The ads were purchased and ran between March and August 2022 during the height of Florida’s ‘Don’t Say Gay or Trans’ bill controversy and often focused on Disney’s opposition to the bill, with language that claims opponents of ‘Don’t Say Gay or Trans’ are protecting pedophiles or that teaching about LGBTQ+ issues in schools amounts to ‘radical sexual grooming’. Having spoken out against the bill, Disney became a target in this narrative and was the subject of over half of the Facebook ads in this study. The company has also been targeted on Twitter, where 345,152 tweets mentioning Disney appear alongside slurs like ‘predator’, ‘pedophilia’, and ‘grooming’.
The platforms’ parent company, Meta, accepted up to $24,987 for the ads. Of the 59 ads, 32 of them focused “grooming” accusations on Disney after the company came out in opposition of the Florida legislation.
Unga emphasizes that this is all part of a coordinated campaign. “One thing that I hope that we are underscoring with this report, is a person might be tempted to think that there is an organic rise in anti-LGBTQ sentiments—in other words, the number of people who oppose LGBTQ people is growing. I'm sure that has a lot of people concerned, but what this report actually shows is that is not true.
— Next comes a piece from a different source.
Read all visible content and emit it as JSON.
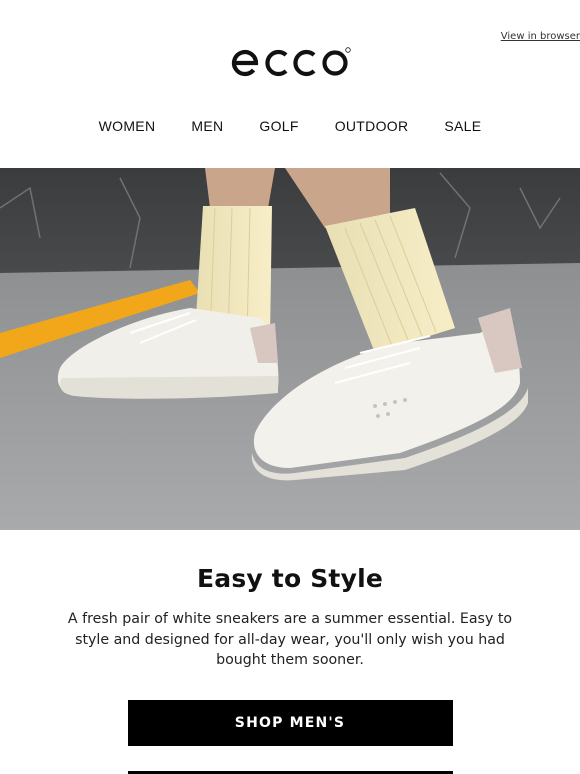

There is not an organic rise, but rather social media has given a limitless platform to amplify hate from a small group of people.
“They can use that social media as a megaphone to reach tens of millions, potentially billions. The last point I will punctuate here, is this is a concern that is not for the future for us to conjure on in the longer term. I would make the case that this problem is timebound, and directly rooted in the midterm elections. It is no coincidence that people have inflamed and used this rhetoric during the period of the primary elections.”
Unga also observed that the onus for this problem rests ultimately with the social-media companies that earn their profits from stirring up controversy among the public.
“I would remind folks about the 2020 election, the 2016 election, and how social media was used to organize, proliferate hateful messages and misinformation. The reason this report is timely, is we want to make sure that people are looking at what social media has the ability to do,” he said. “And we want social media companies to examine whether or not they are prepared for the midterm elections, in ways that perhaps they were not prepared in prior years.”